Exercise instructions
Print the data that follows, exactly and completely.

(Entries supplied begins)

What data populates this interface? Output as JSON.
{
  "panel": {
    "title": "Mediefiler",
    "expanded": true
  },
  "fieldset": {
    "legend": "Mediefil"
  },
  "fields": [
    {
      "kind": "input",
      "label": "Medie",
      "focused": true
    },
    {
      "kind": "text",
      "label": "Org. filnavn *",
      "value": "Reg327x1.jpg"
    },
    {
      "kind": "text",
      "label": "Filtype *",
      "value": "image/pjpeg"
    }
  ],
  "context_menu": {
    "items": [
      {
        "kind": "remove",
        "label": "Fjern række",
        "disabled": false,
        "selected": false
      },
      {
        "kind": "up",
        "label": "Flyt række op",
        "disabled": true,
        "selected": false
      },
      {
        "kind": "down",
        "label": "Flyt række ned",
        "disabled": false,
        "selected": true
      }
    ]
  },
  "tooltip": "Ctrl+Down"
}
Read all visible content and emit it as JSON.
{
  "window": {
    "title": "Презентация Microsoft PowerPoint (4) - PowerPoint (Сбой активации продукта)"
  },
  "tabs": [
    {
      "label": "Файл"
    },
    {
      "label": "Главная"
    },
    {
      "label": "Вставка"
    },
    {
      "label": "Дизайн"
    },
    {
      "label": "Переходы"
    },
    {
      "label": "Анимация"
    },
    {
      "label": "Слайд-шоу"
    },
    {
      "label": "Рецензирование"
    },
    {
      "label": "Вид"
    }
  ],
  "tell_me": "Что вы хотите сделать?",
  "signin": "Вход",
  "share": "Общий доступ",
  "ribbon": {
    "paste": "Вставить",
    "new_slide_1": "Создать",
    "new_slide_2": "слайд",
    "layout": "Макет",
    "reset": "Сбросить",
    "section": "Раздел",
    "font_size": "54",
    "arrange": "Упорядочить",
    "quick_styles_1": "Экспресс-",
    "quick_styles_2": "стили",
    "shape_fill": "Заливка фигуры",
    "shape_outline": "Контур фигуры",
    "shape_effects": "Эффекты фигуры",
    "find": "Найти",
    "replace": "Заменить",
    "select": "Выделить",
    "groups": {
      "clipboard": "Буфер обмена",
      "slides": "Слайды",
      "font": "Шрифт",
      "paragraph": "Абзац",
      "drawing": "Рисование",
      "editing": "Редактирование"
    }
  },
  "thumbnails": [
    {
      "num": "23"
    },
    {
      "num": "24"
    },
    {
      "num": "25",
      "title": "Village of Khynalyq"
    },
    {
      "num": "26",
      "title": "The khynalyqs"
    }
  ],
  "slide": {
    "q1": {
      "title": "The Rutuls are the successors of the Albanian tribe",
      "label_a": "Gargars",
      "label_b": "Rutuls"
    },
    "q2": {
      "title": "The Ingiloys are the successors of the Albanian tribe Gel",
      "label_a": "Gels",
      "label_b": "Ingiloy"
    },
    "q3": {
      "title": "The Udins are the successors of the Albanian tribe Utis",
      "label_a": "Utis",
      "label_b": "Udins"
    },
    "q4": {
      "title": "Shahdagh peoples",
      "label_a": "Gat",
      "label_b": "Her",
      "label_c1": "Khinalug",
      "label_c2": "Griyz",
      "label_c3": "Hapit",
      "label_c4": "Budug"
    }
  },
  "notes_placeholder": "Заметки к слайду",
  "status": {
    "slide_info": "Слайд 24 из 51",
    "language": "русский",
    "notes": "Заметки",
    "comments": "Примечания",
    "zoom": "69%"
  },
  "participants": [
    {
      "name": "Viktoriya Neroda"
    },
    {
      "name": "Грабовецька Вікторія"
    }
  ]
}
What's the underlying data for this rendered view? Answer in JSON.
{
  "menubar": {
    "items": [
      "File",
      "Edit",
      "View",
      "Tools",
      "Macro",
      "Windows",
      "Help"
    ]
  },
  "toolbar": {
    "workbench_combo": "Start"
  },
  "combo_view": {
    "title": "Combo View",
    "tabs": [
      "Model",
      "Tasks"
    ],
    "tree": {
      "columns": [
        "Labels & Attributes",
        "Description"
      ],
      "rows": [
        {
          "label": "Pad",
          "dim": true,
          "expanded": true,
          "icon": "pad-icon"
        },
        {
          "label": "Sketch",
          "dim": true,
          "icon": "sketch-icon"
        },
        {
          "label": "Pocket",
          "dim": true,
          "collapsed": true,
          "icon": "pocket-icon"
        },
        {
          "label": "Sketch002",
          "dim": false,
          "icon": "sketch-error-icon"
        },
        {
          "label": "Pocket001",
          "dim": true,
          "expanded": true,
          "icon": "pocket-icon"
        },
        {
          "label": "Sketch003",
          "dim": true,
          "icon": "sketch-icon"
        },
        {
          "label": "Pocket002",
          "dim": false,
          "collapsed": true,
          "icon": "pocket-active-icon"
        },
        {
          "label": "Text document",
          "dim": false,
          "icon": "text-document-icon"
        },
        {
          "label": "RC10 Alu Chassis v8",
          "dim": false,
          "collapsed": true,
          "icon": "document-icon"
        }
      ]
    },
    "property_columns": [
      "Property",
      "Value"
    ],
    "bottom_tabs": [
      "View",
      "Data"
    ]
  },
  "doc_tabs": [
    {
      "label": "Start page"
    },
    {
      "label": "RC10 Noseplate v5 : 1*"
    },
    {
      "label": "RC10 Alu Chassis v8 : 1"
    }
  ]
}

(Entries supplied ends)

Your solution
What data populates this interface? Output as JSON.
{
  "panel": {
    "title": "Mediefiler",
    "expanded": true
  },
  "fieldset": {
    "legend": "Mediefil"
  },
  "fields": [
    {
      "kind": "input",
      "label": "Medie",
      "focused": true
    },
    {
      "kind": "text",
      "label": "Org. filnavn *",
      "value": "Reg327x1.jpg"
    },
    {
      "kind": "text",
      "label": "Filtype *",
      "value": "image/pjpeg"
    }
  ],
  "context_menu": {
    "items": [
      {
        "kind": "remove",
        "label": "Fjern række",
        "disabled": false,
        "selected": false
      },
      {
        "kind": "up",
        "label": "Flyt række op",
        "disabled": true,
        "selected": false
      },
      {
        "kind": "down",
        "label": "Flyt række ned",
        "disabled": false,
        "selected": true
      }
    ]
  },
  "tooltip": "Ctrl+Down"
}
Read all visible content and emit it as JSON.
{
  "window": {
    "title": "Презентация Microsoft PowerPoint (4) - PowerPoint (Сбой активации продукта)"
  },
  "tabs": [
    {
      "label": "Файл"
    },
    {
      "label": "Главная"
    },
    {
      "label": "Вставка"
    },
    {
      "label": "Дизайн"
    },
    {
      "label": "Переходы"
    },
    {
      "label": "Анимация"
    },
    {
      "label": "Слайд-шоу"
    },
    {
      "label": "Рецензирование"
    },
    {
      "label": "Вид"
    }
  ],
  "tell_me": "Что вы хотите сделать?",
  "signin": "Вход",
  "share": "Общий доступ",
  "ribbon": {
    "paste": "Вставить",
    "new_slide_1": "Создать",
    "new_slide_2": "слайд",
    "layout": "Макет",
    "reset": "Сбросить",
    "section": "Раздел",
    "font_size": "54",
    "arrange": "Упорядочить",
    "quick_styles_1": "Экспресс-",
    "quick_styles_2": "стили",
    "shape_fill": "Заливка фигуры",
    "shape_outline": "Контур фигуры",
    "shape_effects": "Эффекты фигуры",
    "find": "Найти",
    "replace": "Заменить",
    "select": "Выделить",
    "groups": {
      "clipboard": "Буфер обмена",
      "slides": "Слайды",
      "font": "Шрифт",
      "paragraph": "Абзац",
      "drawing": "Рисование",
      "editing": "Редактирование"
    }
  },
  "thumbnails": [
    {
      "num": "23"
    },
    {
      "num": "24"
    },
    {
      "num": "25",
      "title": "Village of Khynalyq"
    },
    {
      "num": "26",
      "title": "The khynalyqs"
    }
  ],
  "slide": {
    "q1": {
      "title": "The Rutuls are the successors of the Albanian tribe",
      "label_a": "Gargars",
      "label_b": "Rutuls"
    },
    "q2": {
      "title": "The Ingiloys are the successors of the Albanian tribe Gel",
      "label_a": "Gels",
      "label_b": "Ingiloy"
    },
    "q3": {
      "title": "The Udins are the successors of the Albanian tribe Utis",
      "label_a": "Utis",
      "label_b": "Udins"
    },
    "q4": {
      "title": "Shahdagh peoples",
      "label_a": "Gat",
      "label_b": "Her",
      "label_c1": "Khinalug",
      "label_c2": "Griyz",
      "label_c3": "Hapit",
      "label_c4": "Budug"
    }
  },
  "notes_placeholder": "Заметки к слайду",
  "status": {
    "slide_info": "Слайд 24 из 51",
    "language": "русский",
    "notes": "Заметки",
    "comments": "Примечания",
    "zoom": "69%"
  },
  "participants": [
    {
      "name": "Viktoriya Neroda"
    },
    {
      "name": "Грабовецька Вікторія"
    }
  ]
}
What's the underlying data for this rendered view? Answer in JSON.
{
  "menubar": {
    "items": [
      "File",
      "Edit",
      "View",
      "Tools",
      "Macro",
      "Windows",
      "Help"
    ]
  },
  "toolbar": {
    "workbench_combo": "Start"
  },
  "combo_view": {
    "title": "Combo View",
    "tabs": [
      "Model",
      "Tasks"
    ],
    "tree": {
      "columns": [
        "Labels & Attributes",
        "Description"
      ],
      "rows": [
        {
          "label": "Pad",
          "dim": true,
          "expanded": true,
          "icon": "pad-icon"
        },
        {
          "label": "Sketch",
          "dim": true,
          "icon": "sketch-icon"
        },
        {
          "label": "Pocket",
          "dim": true,
          "collapsed": true,
          "icon": "pocket-icon"
        },
        {
          "label": "Sketch002",
          "dim": false,
          "icon": "sketch-error-icon"
        },
        {
          "label": "Pocket001",
          "dim": true,
          "expanded": true,
          "icon": "pocket-icon"
        },
        {
          "label": "Sketch003",
          "dim": true,
          "icon": "sketch-icon"
        },
        {
          "label": "Pocket002",
          "dim": false,
          "collapsed": true,
          "icon": "pocket-active-icon"
        },
        {
          "label": "Text document",
          "dim": false,
          "icon": "text-document-icon"
        },
        {
          "label": "RC10 Alu Chassis v8",
          "dim": false,
          "collapsed": true,
          "icon": "document-icon"
        }
      ]
    },
    "property_columns": [
      "Property",
      "Value"
    ],
    "bottom_tabs": [
      "View",
      "Data"
    ]
  },
  "doc_tabs": [
    {
      "label": "Start page"
    },
    {
      "label": "RC10 Noseplate v5 : 1*"
    },
    {
      "label": "RC10 Alu Chassis v8 : 1"
    }
  ]
}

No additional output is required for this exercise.